No Choice at All
By Russ Towne
Daniel Hansen was angry, something he rarely felt for long. He’d gotten a flat tire on his way to the most important meeting of his career. It didn’t help that it was a dark winter night. Daniel changed the tire, threw the flat in the trunk, and slammed the lid. He remembered the tire iron was still lying in the dirt where he’d left it. Daniel grabbed and set it on the seat beside him as he got in and sped away.
“Damn! So much for having extra time. I’ll still be okay if I don’t have any more delays. Maybe even have time to find a place to wash my hands.” His employer’s founder Harrison “The Dragon” Dunsmuir was a stickler for punctuality and many other things for that matter. Several people swore they actually saw fire spew from his mouth when he was angry. While Daniel had seen a bit of Dunsmuir’s temper, thankfully, it had always been directed at someone else. In every case, the young executive had felt The Dragon had been tough but fair.

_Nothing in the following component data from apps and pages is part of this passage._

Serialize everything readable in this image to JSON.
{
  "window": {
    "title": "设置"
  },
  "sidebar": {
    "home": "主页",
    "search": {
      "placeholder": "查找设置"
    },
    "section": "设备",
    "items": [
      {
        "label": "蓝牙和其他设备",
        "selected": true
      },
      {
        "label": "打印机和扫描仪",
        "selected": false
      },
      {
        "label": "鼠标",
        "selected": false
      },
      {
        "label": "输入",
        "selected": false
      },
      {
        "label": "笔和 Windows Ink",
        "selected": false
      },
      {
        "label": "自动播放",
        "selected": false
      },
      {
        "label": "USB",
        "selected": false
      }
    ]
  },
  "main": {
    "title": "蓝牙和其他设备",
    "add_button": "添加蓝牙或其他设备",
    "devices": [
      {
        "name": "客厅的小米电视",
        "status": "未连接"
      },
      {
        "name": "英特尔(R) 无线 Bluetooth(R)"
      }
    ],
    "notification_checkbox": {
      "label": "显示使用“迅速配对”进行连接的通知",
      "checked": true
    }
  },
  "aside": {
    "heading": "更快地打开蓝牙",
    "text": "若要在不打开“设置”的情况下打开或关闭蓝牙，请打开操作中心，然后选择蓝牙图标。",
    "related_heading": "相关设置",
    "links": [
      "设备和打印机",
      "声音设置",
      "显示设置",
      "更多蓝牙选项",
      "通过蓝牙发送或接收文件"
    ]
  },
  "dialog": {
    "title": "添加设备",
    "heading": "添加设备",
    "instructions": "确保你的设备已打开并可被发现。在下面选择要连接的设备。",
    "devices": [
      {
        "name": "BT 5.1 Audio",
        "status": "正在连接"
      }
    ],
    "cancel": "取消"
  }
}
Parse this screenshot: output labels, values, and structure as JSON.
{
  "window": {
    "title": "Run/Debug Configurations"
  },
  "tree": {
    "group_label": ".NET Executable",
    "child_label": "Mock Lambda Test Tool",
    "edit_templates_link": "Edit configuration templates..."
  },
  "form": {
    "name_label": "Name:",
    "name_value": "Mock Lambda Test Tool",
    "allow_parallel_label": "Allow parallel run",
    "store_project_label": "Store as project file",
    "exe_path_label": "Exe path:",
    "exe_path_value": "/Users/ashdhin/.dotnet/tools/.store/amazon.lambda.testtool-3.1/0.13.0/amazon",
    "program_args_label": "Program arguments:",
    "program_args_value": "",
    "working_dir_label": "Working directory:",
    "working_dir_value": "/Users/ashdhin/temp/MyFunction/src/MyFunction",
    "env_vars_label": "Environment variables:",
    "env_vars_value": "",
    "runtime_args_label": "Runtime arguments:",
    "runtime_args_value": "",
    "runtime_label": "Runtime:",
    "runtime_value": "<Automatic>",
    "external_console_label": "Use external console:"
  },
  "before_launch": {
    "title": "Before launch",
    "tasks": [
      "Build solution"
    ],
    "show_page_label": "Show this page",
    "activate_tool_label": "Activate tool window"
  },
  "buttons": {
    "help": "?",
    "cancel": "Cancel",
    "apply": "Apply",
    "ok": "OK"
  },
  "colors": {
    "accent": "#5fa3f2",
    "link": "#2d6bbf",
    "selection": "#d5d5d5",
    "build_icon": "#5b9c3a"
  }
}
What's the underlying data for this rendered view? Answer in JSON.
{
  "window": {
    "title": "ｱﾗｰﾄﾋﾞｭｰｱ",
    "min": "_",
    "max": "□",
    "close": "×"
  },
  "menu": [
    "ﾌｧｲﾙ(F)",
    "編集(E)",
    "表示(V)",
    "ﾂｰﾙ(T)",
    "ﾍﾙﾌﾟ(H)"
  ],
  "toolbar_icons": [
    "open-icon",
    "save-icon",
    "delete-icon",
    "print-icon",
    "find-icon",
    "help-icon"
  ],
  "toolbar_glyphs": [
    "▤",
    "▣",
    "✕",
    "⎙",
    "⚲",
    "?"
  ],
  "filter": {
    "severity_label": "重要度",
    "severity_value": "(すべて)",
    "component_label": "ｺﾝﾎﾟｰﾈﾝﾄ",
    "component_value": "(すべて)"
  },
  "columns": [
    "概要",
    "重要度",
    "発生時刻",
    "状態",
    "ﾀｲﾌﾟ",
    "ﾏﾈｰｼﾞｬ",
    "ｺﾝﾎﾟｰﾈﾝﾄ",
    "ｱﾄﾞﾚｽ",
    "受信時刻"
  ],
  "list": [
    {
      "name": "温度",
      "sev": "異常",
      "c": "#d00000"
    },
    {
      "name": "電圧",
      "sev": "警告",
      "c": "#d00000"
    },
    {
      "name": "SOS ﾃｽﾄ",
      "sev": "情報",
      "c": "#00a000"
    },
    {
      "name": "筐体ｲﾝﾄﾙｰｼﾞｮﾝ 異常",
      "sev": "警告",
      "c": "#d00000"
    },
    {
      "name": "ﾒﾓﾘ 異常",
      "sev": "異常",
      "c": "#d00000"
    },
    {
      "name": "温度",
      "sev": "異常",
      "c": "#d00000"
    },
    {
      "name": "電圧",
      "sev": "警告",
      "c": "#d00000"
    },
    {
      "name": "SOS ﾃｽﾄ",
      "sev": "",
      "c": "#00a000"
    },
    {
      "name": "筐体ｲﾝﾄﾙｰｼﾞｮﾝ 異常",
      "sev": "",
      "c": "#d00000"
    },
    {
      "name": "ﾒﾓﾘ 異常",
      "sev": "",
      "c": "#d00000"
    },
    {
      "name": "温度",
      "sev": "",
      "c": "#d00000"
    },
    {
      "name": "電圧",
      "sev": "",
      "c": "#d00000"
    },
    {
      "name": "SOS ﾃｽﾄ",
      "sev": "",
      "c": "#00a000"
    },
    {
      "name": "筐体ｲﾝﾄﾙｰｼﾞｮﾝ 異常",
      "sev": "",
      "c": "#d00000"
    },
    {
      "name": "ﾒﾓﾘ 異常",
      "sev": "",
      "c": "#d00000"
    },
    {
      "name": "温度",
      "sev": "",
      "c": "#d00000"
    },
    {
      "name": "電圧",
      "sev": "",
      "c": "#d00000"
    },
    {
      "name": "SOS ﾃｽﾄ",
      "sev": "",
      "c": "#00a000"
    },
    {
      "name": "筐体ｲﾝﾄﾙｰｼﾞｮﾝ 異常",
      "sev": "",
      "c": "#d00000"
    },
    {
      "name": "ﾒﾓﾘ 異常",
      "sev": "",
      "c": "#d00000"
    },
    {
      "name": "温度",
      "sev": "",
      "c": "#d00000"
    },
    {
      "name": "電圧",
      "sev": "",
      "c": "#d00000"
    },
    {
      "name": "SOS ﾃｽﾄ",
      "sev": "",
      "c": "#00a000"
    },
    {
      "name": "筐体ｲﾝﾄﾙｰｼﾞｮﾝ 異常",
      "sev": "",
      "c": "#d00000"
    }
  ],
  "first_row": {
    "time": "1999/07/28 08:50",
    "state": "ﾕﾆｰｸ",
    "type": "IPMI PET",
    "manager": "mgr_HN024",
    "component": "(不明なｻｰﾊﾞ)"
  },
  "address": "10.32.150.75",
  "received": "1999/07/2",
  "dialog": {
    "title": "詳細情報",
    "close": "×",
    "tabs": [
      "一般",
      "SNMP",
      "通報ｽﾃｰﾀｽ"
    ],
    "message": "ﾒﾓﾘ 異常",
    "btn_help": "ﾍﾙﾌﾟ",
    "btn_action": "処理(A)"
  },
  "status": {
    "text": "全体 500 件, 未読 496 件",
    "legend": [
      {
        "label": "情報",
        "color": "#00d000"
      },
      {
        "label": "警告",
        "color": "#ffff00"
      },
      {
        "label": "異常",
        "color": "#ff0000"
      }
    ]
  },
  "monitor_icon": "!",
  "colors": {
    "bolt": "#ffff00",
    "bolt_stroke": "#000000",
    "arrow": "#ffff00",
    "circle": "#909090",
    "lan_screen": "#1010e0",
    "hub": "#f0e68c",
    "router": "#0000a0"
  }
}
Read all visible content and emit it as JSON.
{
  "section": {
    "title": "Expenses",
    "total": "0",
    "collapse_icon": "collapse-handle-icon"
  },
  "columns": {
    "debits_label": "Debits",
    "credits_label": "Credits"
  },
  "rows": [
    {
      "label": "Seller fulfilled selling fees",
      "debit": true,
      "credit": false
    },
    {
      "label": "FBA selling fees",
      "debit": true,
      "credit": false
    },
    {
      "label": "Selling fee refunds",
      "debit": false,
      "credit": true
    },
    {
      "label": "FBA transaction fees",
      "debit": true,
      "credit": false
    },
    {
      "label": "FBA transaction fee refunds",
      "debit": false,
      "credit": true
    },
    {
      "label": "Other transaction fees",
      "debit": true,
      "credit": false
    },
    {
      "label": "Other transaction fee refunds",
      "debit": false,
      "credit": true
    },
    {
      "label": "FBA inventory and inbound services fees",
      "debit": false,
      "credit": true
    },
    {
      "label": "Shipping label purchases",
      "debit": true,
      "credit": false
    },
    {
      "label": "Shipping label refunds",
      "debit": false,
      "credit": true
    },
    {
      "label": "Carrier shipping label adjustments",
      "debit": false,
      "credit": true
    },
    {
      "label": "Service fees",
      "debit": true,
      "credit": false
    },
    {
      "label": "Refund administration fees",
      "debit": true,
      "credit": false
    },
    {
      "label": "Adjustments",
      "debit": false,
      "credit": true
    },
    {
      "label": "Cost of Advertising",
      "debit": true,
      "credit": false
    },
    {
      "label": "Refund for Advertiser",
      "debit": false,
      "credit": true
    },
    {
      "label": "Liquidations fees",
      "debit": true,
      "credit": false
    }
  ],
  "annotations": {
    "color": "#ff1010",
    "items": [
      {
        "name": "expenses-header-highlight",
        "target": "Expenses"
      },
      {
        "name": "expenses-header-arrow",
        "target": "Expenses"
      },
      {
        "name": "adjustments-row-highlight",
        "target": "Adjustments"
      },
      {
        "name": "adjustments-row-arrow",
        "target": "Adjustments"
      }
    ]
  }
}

Daniel began working for the company right out of college twelve years ago. He’d rapidly risen through the ranks and had recently turned a poorly performing division into a well-oiled machine. While it was located far from headquarters, his successes had apparently come to the attention of Dunsmuir.
When the top executive of the division that was the crown jewel of the company announced his retirement, Daniel was asked if he’d be interested in being considered to replace him. He jumped at the opportunity but knew the competition for the job would be fierce, and it wouldn’t take much to be knocked out of consideration. Something like showing up late with dirty hands might not only ruin his chances for this job, it could put his future with the firm in jeopardy.
Daniel increased his speed. His headlights tore into the darkness. The curves calmed him a bit as he got into a rhythm with the road. He noticed surprisingly few cars on the road. It had been perhaps twenty minutes since he’d seen a vehicle in the other lane.
He rounded a curve and sped toward two cars parked on the opposite side of the road. The dome light of the front car was on as he approached but went out as he was nearly abreast of it.
Daniel continued on his way. “That’s odd. The light went out, but the car’s doors were open. Well, there could be good reasons for that.” But, as Daniel thought back to the scene, other things hadn’t seemed quite right. A couple of men were on each side of the car. They seemed to freeze as he drove past.
“Did I see a woman in the car? Yeah. A woman in the car with four men acting strange on a dark road in the middle of nowhere. Maybe it’s just kids having fun. No. The driver looked old enough to be their mother, and the men looked more like twenty-somethings than teens. Don’t overreact. It may be nothing. Something innocent. Maybe they’re helping her fix her car. And don’t forget your interview. You stop now, and you can kiss the promotion and maybe even your job goodbye. What a choice!” Except he knew it was no choice at all.
(To be continued…)